The men are accused of participating in a scheme to use $61 million — mostly in FirstEnergy money — to elect Republican lawmakers and make Householder speaker in 2019. In return, Householder rammed through a $1.3 billion bailout that mostly benefited FirstEnergy, the company admitted in a deferred prosecution agreement. Borges is accused of participating in a conspiracy to thwart an effort to repeal the bailout law — House Bill 6 — through a ballot initiative.
In opening statements Monday, federal prosecutors said that Householder corruptly engineered the scheme to put himself in a position of power and to pay himself more than $500,000. For their part, Householder’s lawyers said he raised money to build a coalition and achieve the speakership so that he could save jobs in Ohio.
Even before being elected to his old seat representing Perry County in November 2016, Householder was planning to regain the speaker’s gavel two years later, one of his lawyers said on Monday.
At the same time, FirstEnergy was struggling to deal with losses from its generation plants, company Treasurer Steven Staub testified Tuesday morning. The company made a strategic mistake by staying heavily invested in coal and nuclear plants as the fracking boom made power generated by natural gas much cheaper, he said.
“The coal assets weren’t making money,” Staub said. “Even the nuclear assets … weren’t making money. Energy prices were too low.”
He described how FirstEnergy Services, the generation arm of the company, hadn’t paid dividends in a decade and twice required cash infusions by parent company FirstEnergy. In 2013 and 2014 alone, FirstEnergy had to pump $2 billion into its generation business, Staub said.
The situation was so bad in late 2016 that the FirstEnergy board undertook an evaluation of what could be done to stop the bleeding. It considered selling off its coal-fired generators, but “you couldn’t give the coal plants away,” Staub said, and its nuclear generators were “just not marketable.”
Eventually, the board decided to send FirstEnergy into bankruptcy, Staub said.
But as FirstEnergy’s bottom line suffered, its top leadership joined Householder and his team on a lavish trip to D.C. between Jan. 18 and Jan. 21, 2017.

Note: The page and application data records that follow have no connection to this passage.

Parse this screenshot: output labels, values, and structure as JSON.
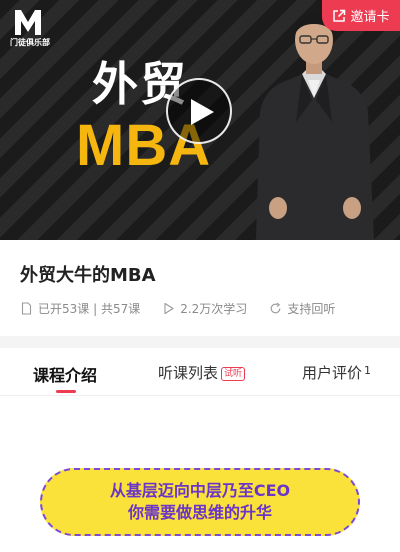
{
  "hero": {
    "logo_text": "门徒俱乐部",
    "title_cn": "外贸",
    "title_en": "MBA",
    "invite_label": "邀请卡"
  },
  "course": {
    "title": "外贸大牛的MBA",
    "lessons": "已开53课 | 共57课",
    "learners": "2.2万次学习",
    "replay": "支持回听"
  },
  "tabs": {
    "intro": "课程介绍",
    "list": "听课列表",
    "trial_badge": "试听",
    "reviews": "用户评价",
    "review_count": "1"
  },
  "promo": {
    "line1": "从基层迈向中层乃至CEO",
    "line2": "你需要做思维的升华"
  },
  "colors": {
    "accent": "#ed3c52",
    "mba_gold": "#f5b70f",
    "promo_yellow": "#fbe23b",
    "promo_purple": "#6a35c8"
  }
}
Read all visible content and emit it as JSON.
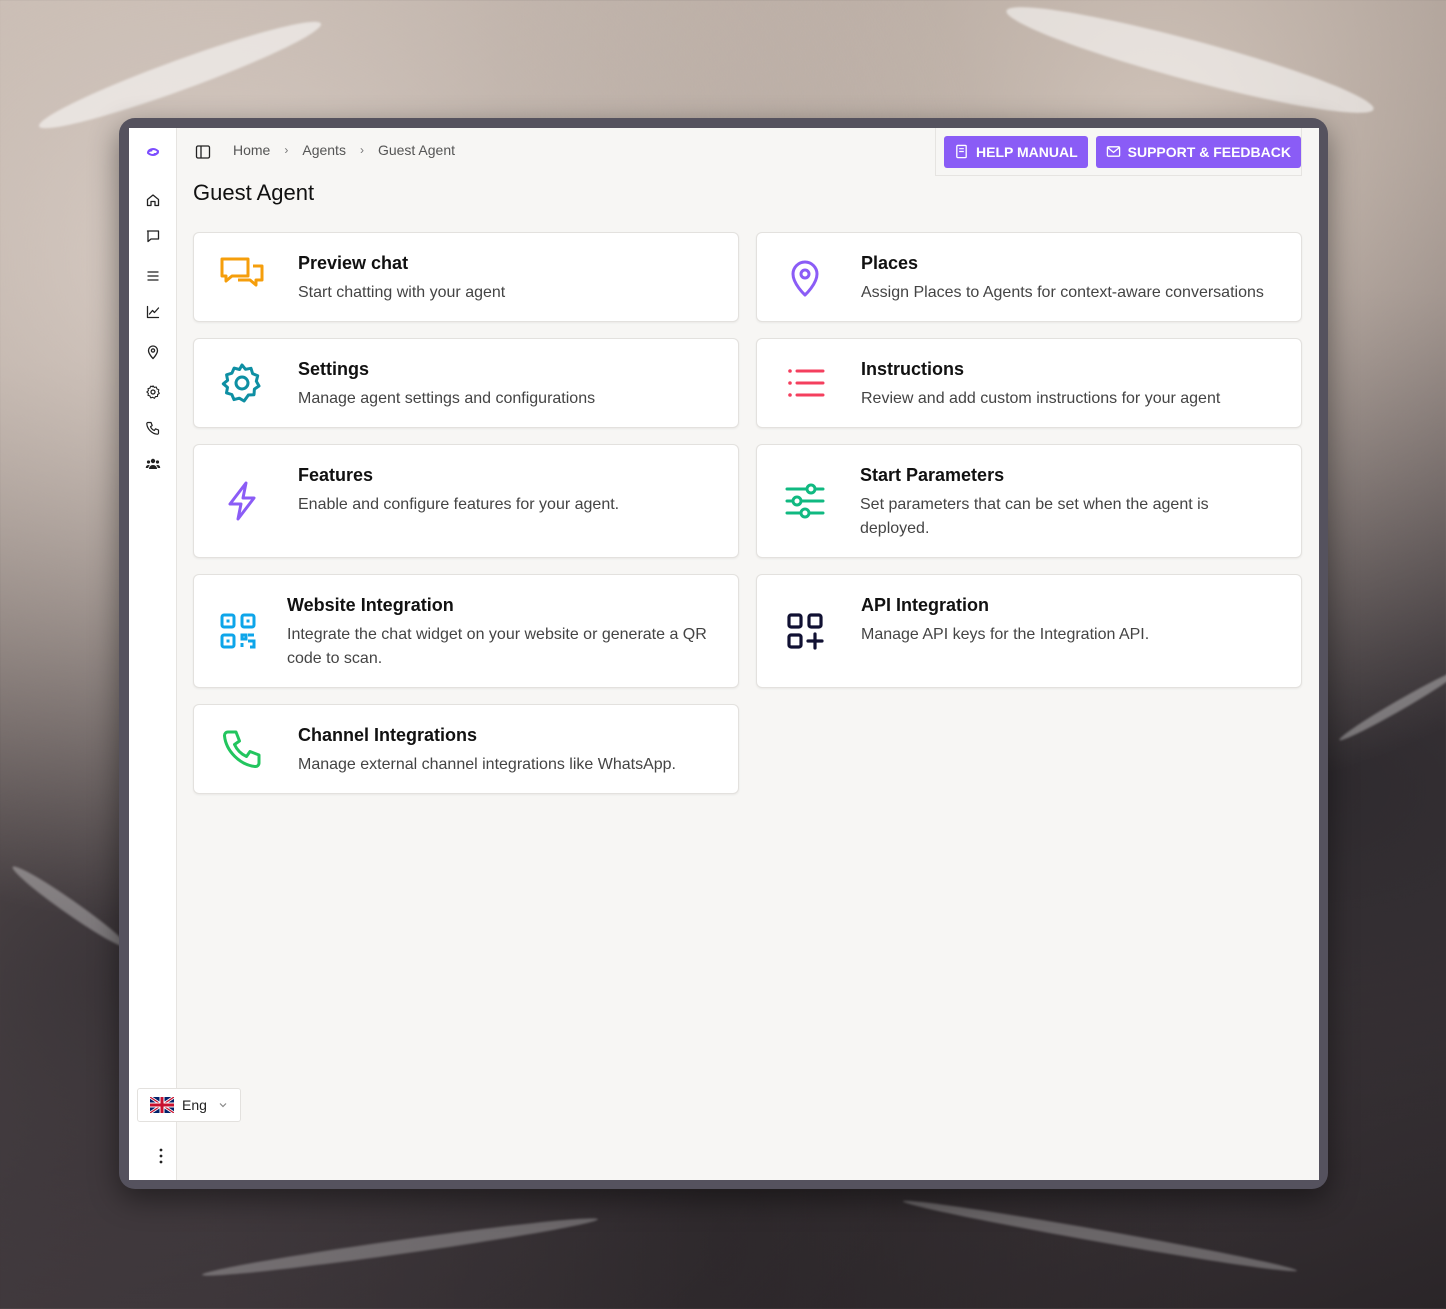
{
  "breadcrumb": {
    "home": "Home",
    "agents": "Agents",
    "current": "Guest Agent"
  },
  "actions": {
    "help": "HELP MANUAL",
    "support": "SUPPORT & FEEDBACK"
  },
  "page": {
    "title": "Guest Agent"
  },
  "language": {
    "label": "Eng"
  },
  "cards": [
    {
      "title": "Preview chat",
      "desc": "Start chatting with your agent",
      "icon": "chat-bubbles-icon",
      "color": "#f59e0b"
    },
    {
      "title": "Places",
      "desc": "Assign Places to Agents for context-aware conversations",
      "icon": "map-pin-icon",
      "color": "#8b5cf6"
    },
    {
      "title": "Settings",
      "desc": "Manage agent settings and configurations",
      "icon": "gear-icon",
      "color": "#0e8fa3"
    },
    {
      "title": "Instructions",
      "desc": "Review and add custom instructions for your agent",
      "icon": "list-icon",
      "color": "#f43f5e"
    },
    {
      "title": "Features",
      "desc": "Enable and configure features for your agent.",
      "icon": "lightning-icon",
      "color": "#8b5cf6"
    },
    {
      "title": "Start Parameters",
      "desc": "Set parameters that can be set when the agent is deployed.",
      "icon": "sliders-icon",
      "color": "#10b981"
    },
    {
      "title": "Website Integration",
      "desc": "Integrate the chat widget on your website or generate a QR code to scan.",
      "icon": "qr-code-icon",
      "color": "#0ea5e9"
    },
    {
      "title": "API Integration",
      "desc": "Manage API keys for the Integration API.",
      "icon": "squares-plus-icon",
      "color": "#111133"
    },
    {
      "title": "Channel Integrations",
      "desc": "Manage external channel integrations like WhatsApp.",
      "icon": "phone-icon",
      "color": "#22c55e"
    }
  ],
  "sidebar": [
    "home-icon",
    "chat-icon",
    "menu-icon",
    "chart-icon",
    "map-pin-icon",
    "gear-icon",
    "phone-icon",
    "users-icon"
  ]
}
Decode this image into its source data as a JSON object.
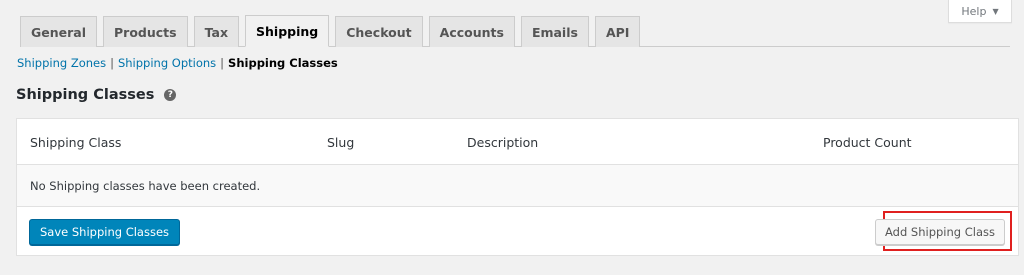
{
  "help": {
    "label": "Help",
    "caret": "▼"
  },
  "tabs": [
    {
      "label": "General"
    },
    {
      "label": "Products"
    },
    {
      "label": "Tax"
    },
    {
      "label": "Shipping"
    },
    {
      "label": "Checkout"
    },
    {
      "label": "Accounts"
    },
    {
      "label": "Emails"
    },
    {
      "label": "API"
    }
  ],
  "active_tab": "Shipping",
  "subnav": {
    "zones": "Shipping Zones",
    "options": "Shipping Options",
    "classes": "Shipping Classes",
    "separator": "|"
  },
  "section": {
    "title": "Shipping Classes",
    "help_icon": "?"
  },
  "table": {
    "columns": [
      "Shipping Class",
      "Slug",
      "Description",
      "Product Count"
    ],
    "empty_message": "No Shipping classes have been created."
  },
  "actions": {
    "save_label": "Save Shipping Classes",
    "add_label": "Add Shipping Class"
  },
  "colors": {
    "primary_button": "#0085ba",
    "link": "#0073aa",
    "highlight": "#e0201f"
  }
}
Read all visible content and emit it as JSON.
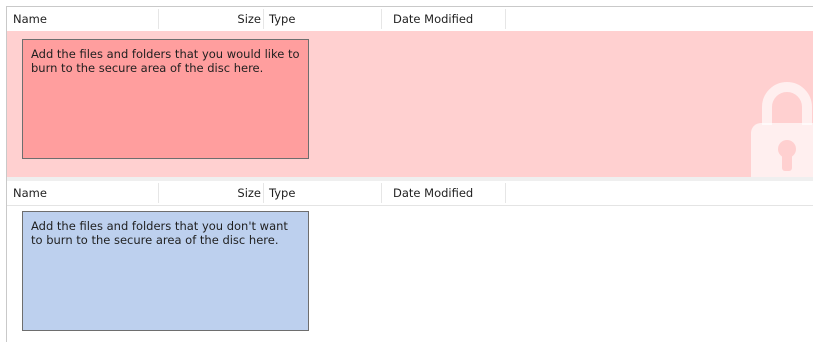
{
  "secure_section": {
    "columns": {
      "name": "Name",
      "size": "Size",
      "type": "Type",
      "date_modified": "Date Modified"
    },
    "hint_text": "Add the files and folders that you would like to burn to the secure area of the disc here.",
    "background_color": "#ffd0d0",
    "hint_box_color": "#ff9e9e",
    "watermark_icon": "lock-icon"
  },
  "normal_section": {
    "columns": {
      "name": "Name",
      "size": "Size",
      "type": "Type",
      "date_modified": "Date Modified"
    },
    "hint_text": "Add the files and folders that you don't want to burn to the secure area of the disc here.",
    "hint_box_color": "#bdd0ee"
  }
}
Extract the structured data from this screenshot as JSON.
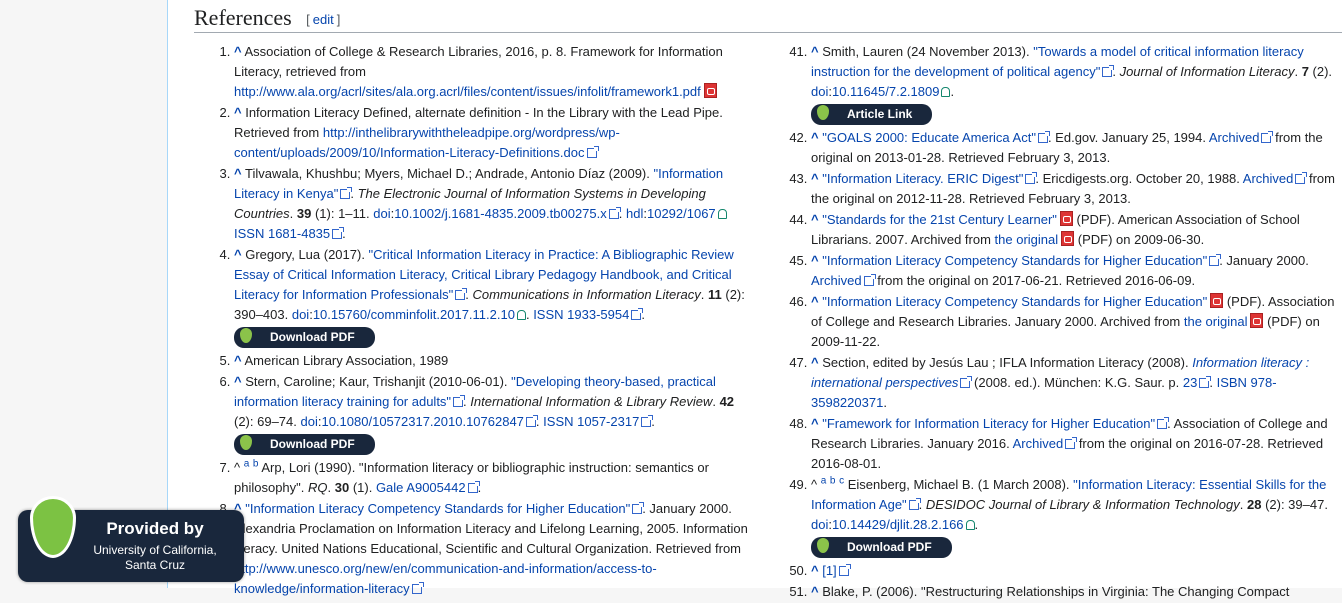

Assistant U.S. Attorney Emily Glatfelter walked Wetzel through a series of phone records and emails he gathered as part of his investigation. They included communications about a dinner for eight at the Charlie Palmer Steakhouse, where you can pay $80 for a Roseda bone-on Black Angus ribeye and $12 for “Crisp CP fries.” The party of eight dined the next two nights at The Palm, which offers an $83 pastrami-crusted bone-in ribeye and an $89 surf and turf.
Then the party returned to Ohio, again on one of FirstEnergy’s private jets.
About two weeks later, on Feb. 6, 2017, Householder associate Jeffery Longstreth opened a bank account for Generation Now, a 501(c)4 “dark money” group that didn’t have to disclose its donors, but could spend 49% of its money on political activities. The same day Longstreth emailed FirstEnergy Vice President Michael Dowling “wiring instructions” so the company could put money in the account, Wetzel testified.
Just a day later, Longstreth set up a bank account for Partners for Progress, another dark money group that Wetzel said was funded exclusively by FirstEnergy.
In its deferred prosecution agreement, FirstEnergy said that it funneled scores of millions into the operation through those entities to make Householder speaker and to beat back attempts to repeal the bailout he championed, House Bill 6. That legislation, signed by Gov. Mike DeWine, gave FirstEnergySolutions more than $1 billion in ratepayer money to bail out its nuclear plants and a separate, $20 million to $50 million annual subsidy to prop up its coal plants.
Staub, FirstEnergy’s treasurer, testified that a bailout was a huge windfall for the FirstEnergy bottom line.
“It was going to provide a fixed revenue stream for those companies,” he said, explaining that would make them attractive to investors as FirstEnergy tried to spin them off.
Testimony will resume late Wednesday morning in the case, which could last as long as six weeks.